So along with the building of habit of preparing healthier meals, I thought of subscription boxes. It’s perfect for me as I love surprises, don’t you? 

There are a number of subscription boxes for organic products or healthy/organic snacks. I like the idea that you don’t know what you are receiving so that it’s a surprise that you can look forward to. 

The EcoCentricMom is one such example. They provide some really nice and good quality subscription boxes of eco-friendly and natural products that are tailored to the stages of your motherhood journey, suitable from pregnancy to your child’s 2nd birthday! There’s a good variety of products ranging from snack to items that you and your little one can use.  

 Unique, eco-friendly products chosen just for you and your little one!
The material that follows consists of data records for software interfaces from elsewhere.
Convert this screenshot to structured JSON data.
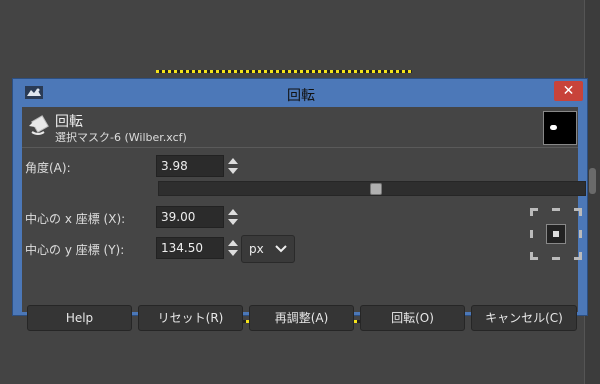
{
  "dialog": {
    "title": "回転",
    "close_label": "✕",
    "header_title": "回転",
    "header_subtitle": "選択マスク-6 (Wilber.xcf)"
  },
  "fields": {
    "angle_label": "角度(A):",
    "angle_value": "3.98",
    "center_x_label": "中心の x 座標 (X):",
    "center_x_value": "39.00",
    "center_y_label": "中心の y 座標 (Y):",
    "center_y_value": "134.50",
    "unit_value": "px"
  },
  "slider": {
    "level": 0.51
  },
  "buttons": {
    "help": "Help",
    "reset": "リセット(R)",
    "readjust": "再調整(A)",
    "rotate": "回転(O)",
    "cancel": "キャンセル(C)"
  },
  "colors": {
    "titlebar": "#4c78b8",
    "close": "#c8433a",
    "panel": "#454545",
    "selection_dash": "#f3e21a"
  },
  "icons": [
    "gimp-wilber-icon",
    "rotate-tool-icon",
    "chevron-down-icon",
    "pivot-grid-icon"
  ]
}
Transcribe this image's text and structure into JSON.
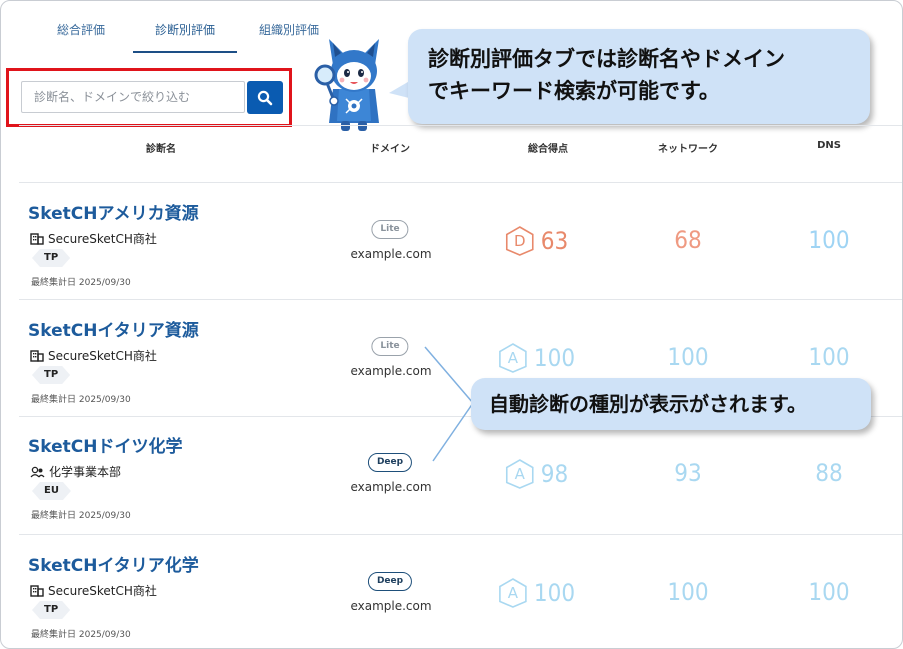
{
  "tabs": [
    "総合評価",
    "診断別評価",
    "組織別評価"
  ],
  "search": {
    "placeholder": "診断名、ドメインで絞り込む"
  },
  "callouts": {
    "search_tip": [
      "診断別評価タブでは診断名やドメイン",
      "でキーワード検索が可能です。"
    ],
    "type_tip": "自動診断の種別が表示がされます。"
  },
  "table": {
    "headers": {
      "name": "診断名",
      "domain": "ドメイン",
      "total": "総合得点",
      "network": "ネットワーク",
      "dns": "DNS"
    },
    "rows": [
      {
        "name": "SketCHアメリカ資源",
        "org_icon": "building-icon",
        "org": "SecureSketCH商社",
        "region": "TP",
        "date": "最終集計日 2025/09/30",
        "type": "Lite",
        "domain": "example.com",
        "grade": "D",
        "total": "63",
        "network": "68",
        "dns": "100",
        "grade_color": "#e8896b",
        "network_color": "#ef9a82",
        "dns_color": "#9fd4f4"
      },
      {
        "name": "SketCHイタリア資源",
        "org_icon": "building-icon",
        "org": "SecureSketCH商社",
        "region": "TP",
        "date": "最終集計日 2025/09/30",
        "type": "Lite",
        "domain": "example.com",
        "grade": "A",
        "total": "100",
        "network": "100",
        "dns": "100",
        "grade_color": "#a9d8f1",
        "network_color": "#a9d8f1",
        "dns_color": "#a9d8f1"
      },
      {
        "name": "SketCHドイツ化学",
        "org_icon": "people-icon",
        "org": "化学事業本部",
        "region": "EU",
        "date": "最終集計日 2025/09/30",
        "type": "Deep",
        "domain": "example.com",
        "grade": "A",
        "total": "98",
        "network": "93",
        "dns": "88",
        "grade_color": "#a9d8f1",
        "network_color": "#a9d8f1",
        "dns_color": "#a9d8f1"
      },
      {
        "name": "SketCHイタリア化学",
        "org_icon": "building-icon",
        "org": "SecureSketCH商社",
        "region": "TP",
        "date": "最終集計日 2025/09/30",
        "type": "Deep",
        "domain": "example.com",
        "grade": "A",
        "total": "100",
        "network": "100",
        "dns": "100",
        "grade_color": "#a9d8f1",
        "network_color": "#a9d8f1",
        "dns_color": "#a9d8f1"
      }
    ]
  }
}
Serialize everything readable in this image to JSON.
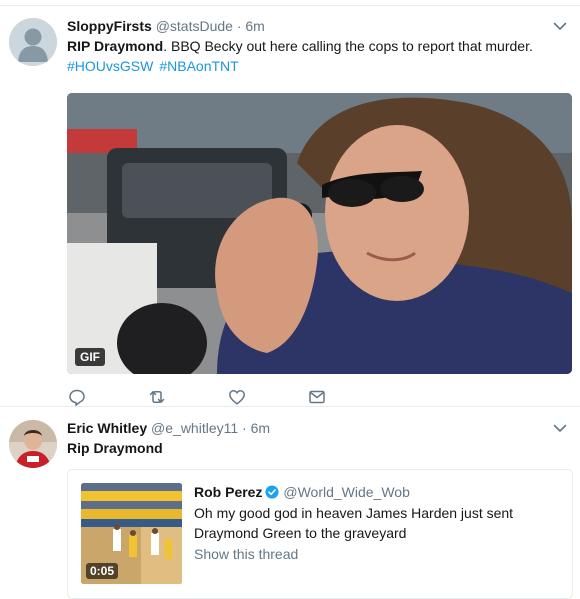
{
  "tweets": [
    {
      "fullname": "SloppyFirsts",
      "handle": "@statsDude",
      "separator": "·",
      "time": "6m",
      "text_bold": "RIP Draymond",
      "text_rest": ".  BBQ Becky out here calling the cops to report that murder.",
      "hashtags": [
        "#HOUvsGSW",
        "#NBAonTNT"
      ],
      "media_badge": "GIF",
      "actions": [
        "reply-icon",
        "retweet-icon",
        "like-icon",
        "direct-message-icon"
      ]
    },
    {
      "fullname": "Eric Whitley",
      "handle": "@e_whitley11",
      "separator": "·",
      "time": "6m",
      "text": "Rip Draymond",
      "quote": {
        "fullname": "Rob Perez",
        "handle": "@World_Wide_Wob",
        "text": "Oh my good god in heaven James Harden just sent Draymond Green to the graveyard",
        "show_thread": "Show this thread",
        "video_duration": "0:05"
      }
    }
  ],
  "colors": {
    "link": "#1b95e0",
    "muted": "#657786",
    "text": "#14171a",
    "divider": "#e6ecf0",
    "verified": "#1da1f2"
  }
}
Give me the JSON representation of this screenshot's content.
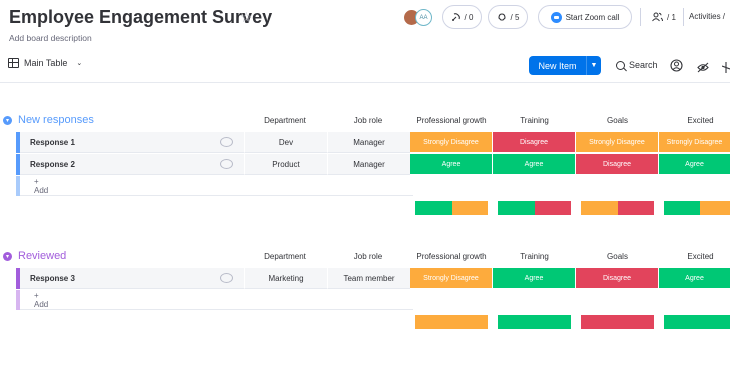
{
  "header": {
    "title": "Employee Engagement Survey",
    "description": "Add board description",
    "avatar_badge": "AA",
    "integrations_count": "/ 0",
    "automations_count": "/ 5",
    "zoom_label": "Start Zoom call",
    "members_count": "/ 1",
    "activities_label": "Activities /"
  },
  "toolbar": {
    "view_label": "Main Table",
    "new_item_label": "New Item",
    "search_label": "Search"
  },
  "colors": {
    "green": "#00c875",
    "red": "#e2445c",
    "orange": "#fdab3d",
    "blue": "#579bfc",
    "purple": "#a25ddc"
  },
  "columns": [
    "Department",
    "Job role",
    "Professional growth",
    "Training",
    "Goals",
    "Excited"
  ],
  "groups": [
    {
      "title": "New responses",
      "color": "#579bfc",
      "headers": [
        "Department",
        "Job role",
        "Professional growth",
        "Training",
        "Goals",
        "Excited"
      ],
      "rows": [
        {
          "name": "Response 1",
          "department": "Dev",
          "job_role": "Manager",
          "growth": "Strongly Disagree",
          "training": "Disagree",
          "goals": "Strongly Disagree",
          "excited": "Strongly Disagree"
        },
        {
          "name": "Response 2",
          "department": "Product",
          "job_role": "Manager",
          "growth": "Agree",
          "training": "Agree",
          "goals": "Disagree",
          "excited": "Agree"
        }
      ],
      "add_label": "+ Add"
    },
    {
      "title": "Reviewed",
      "color": "#a25ddc",
      "headers": [
        "Department",
        "Job role",
        "Professional growth",
        "Training",
        "Goals",
        "Excited"
      ],
      "rows": [
        {
          "name": "Response 3",
          "department": "Marketing",
          "job_role": "Team member",
          "growth": "Strongly Disagree",
          "training": "Agree",
          "goals": "Disagree",
          "excited": "Agree"
        }
      ],
      "add_label": "+ Add"
    }
  ],
  "summaries": {
    "group1": {
      "growth": [
        [
          "green",
          0.5
        ],
        [
          "orange",
          0.5
        ]
      ],
      "training": [
        [
          "green",
          0.5
        ],
        [
          "red",
          0.5
        ]
      ],
      "goals": [
        [
          "orange",
          0.5
        ],
        [
          "red",
          0.5
        ]
      ],
      "excited": [
        [
          "green",
          0.5
        ],
        [
          "orange",
          0.5
        ]
      ]
    },
    "group2": {
      "growth": [
        [
          "orange",
          1
        ]
      ],
      "training": [
        [
          "green",
          1
        ]
      ],
      "goals": [
        [
          "red",
          1
        ]
      ],
      "excited": [
        [
          "green",
          1
        ]
      ]
    }
  }
}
It’s also a great way to introduce yourself to new products, without having to actively source for it yourself. And if you liked want you try, you can add them to your regular items. I think it will a stress-free and enjoyable process of learning about new and healthier choices for me.

There are also other types subscription boxes catered for kids, so together, we can create a culture encouraging the intended behavior. Another possibility is to grow some indoor garden vegetable or start a herb garden. We can start small or do it indoor, but most importantly, get started. There are so many starter kits available now!

I really enjoyed the Atomic Habits and highly recommend all moms to read it too! They’ve got a bonus chapter on how to apply to parenting. After I finished reading the Atomic Habits, I also got the Clear Habit Journal, which is created by Baron Fig in collaboration with James Clear.

Its a beautiful notebook and great way to start to the year!